◆ ASSIGNED TASK: As the answer, give every line of the records that includes the word "JSON".

◆ EXTRACTED MATERIAL:
____
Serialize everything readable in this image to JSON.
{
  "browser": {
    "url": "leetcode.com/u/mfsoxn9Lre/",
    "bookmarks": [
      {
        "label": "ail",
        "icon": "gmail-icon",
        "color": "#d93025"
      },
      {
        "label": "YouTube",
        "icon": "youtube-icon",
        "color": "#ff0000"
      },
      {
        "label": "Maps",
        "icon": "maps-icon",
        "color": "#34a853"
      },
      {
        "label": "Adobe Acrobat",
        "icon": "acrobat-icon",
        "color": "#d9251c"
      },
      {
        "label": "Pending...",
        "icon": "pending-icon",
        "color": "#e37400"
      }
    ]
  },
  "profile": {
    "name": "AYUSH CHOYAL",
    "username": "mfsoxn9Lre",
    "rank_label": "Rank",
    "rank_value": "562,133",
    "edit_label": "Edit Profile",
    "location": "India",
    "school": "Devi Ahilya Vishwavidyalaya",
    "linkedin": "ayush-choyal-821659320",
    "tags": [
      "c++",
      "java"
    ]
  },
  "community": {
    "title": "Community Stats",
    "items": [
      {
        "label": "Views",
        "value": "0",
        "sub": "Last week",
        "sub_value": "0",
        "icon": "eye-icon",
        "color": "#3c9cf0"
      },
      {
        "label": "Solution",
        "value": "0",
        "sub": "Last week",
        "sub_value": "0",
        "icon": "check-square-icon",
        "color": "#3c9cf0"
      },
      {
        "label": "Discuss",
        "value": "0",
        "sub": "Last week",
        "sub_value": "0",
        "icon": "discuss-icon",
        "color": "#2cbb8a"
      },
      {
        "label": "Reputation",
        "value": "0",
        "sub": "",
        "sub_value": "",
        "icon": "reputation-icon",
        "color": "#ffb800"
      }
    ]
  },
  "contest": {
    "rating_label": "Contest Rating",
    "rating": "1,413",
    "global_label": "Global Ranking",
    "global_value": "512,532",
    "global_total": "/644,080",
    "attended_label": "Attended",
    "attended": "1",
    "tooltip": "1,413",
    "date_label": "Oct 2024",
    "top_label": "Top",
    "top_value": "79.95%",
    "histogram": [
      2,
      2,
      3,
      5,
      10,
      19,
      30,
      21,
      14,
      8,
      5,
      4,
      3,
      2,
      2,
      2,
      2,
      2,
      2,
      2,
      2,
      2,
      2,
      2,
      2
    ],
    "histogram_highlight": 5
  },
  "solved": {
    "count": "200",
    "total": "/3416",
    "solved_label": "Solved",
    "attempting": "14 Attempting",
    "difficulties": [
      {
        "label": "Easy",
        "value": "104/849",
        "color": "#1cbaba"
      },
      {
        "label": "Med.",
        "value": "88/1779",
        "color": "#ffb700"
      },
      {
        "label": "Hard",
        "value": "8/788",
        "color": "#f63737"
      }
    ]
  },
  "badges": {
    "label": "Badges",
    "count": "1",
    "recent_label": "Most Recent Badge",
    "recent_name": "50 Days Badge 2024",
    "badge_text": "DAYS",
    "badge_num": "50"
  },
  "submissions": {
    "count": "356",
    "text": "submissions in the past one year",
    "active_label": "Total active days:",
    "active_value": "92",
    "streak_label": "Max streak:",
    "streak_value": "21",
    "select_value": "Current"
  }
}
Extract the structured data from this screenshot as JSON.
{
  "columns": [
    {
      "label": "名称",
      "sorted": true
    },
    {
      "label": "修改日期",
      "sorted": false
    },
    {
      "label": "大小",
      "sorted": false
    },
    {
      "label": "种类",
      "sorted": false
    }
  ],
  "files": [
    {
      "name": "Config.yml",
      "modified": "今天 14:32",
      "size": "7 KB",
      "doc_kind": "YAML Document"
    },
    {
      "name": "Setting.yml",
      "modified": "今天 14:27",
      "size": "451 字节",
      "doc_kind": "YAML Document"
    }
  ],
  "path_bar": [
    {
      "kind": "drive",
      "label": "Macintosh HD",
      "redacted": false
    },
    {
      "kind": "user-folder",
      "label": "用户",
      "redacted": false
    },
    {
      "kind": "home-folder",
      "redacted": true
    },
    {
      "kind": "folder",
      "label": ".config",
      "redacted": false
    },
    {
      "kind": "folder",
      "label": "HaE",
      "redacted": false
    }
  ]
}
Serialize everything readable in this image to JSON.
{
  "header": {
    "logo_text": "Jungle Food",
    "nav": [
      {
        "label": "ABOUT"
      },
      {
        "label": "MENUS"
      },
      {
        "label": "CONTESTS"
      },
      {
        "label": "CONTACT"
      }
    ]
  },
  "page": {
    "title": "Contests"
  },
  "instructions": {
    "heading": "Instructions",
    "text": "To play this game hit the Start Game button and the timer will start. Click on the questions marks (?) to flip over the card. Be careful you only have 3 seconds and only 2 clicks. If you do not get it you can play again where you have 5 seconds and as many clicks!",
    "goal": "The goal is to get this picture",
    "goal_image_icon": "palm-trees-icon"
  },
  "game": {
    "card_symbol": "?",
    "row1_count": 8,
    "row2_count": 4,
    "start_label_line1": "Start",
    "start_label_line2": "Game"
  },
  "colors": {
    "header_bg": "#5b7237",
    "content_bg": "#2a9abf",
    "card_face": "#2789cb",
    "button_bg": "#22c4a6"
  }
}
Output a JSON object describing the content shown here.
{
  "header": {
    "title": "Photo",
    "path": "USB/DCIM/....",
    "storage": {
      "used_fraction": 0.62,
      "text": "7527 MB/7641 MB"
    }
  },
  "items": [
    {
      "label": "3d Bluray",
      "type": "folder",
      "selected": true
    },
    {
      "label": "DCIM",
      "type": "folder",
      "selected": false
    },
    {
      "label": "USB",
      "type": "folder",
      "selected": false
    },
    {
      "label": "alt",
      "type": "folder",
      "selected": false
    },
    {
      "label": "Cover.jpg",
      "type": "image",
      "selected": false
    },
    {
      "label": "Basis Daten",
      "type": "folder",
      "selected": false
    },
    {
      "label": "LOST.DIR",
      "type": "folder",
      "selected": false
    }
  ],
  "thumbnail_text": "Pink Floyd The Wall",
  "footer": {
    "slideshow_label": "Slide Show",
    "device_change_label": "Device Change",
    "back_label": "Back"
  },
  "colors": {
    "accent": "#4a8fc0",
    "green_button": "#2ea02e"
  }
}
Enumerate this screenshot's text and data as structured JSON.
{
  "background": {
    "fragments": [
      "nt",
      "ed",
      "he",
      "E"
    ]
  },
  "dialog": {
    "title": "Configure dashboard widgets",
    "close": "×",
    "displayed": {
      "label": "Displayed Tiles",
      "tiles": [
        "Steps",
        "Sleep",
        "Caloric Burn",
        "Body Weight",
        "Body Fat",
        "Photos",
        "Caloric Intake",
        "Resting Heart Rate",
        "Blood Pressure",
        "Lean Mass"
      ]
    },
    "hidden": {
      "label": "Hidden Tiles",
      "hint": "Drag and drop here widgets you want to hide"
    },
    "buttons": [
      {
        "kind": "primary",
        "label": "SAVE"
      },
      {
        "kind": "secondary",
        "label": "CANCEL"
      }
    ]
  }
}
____
◆ TASK RESPONSE:
Serialize everything readable in this image to JSON.
Extract the structured data from this screenshot as JSON.
Serialize everything readable in this image to JSON.
Output a JSON object describing the content shown here.
Enumerate this screenshot's text and data as structured JSON.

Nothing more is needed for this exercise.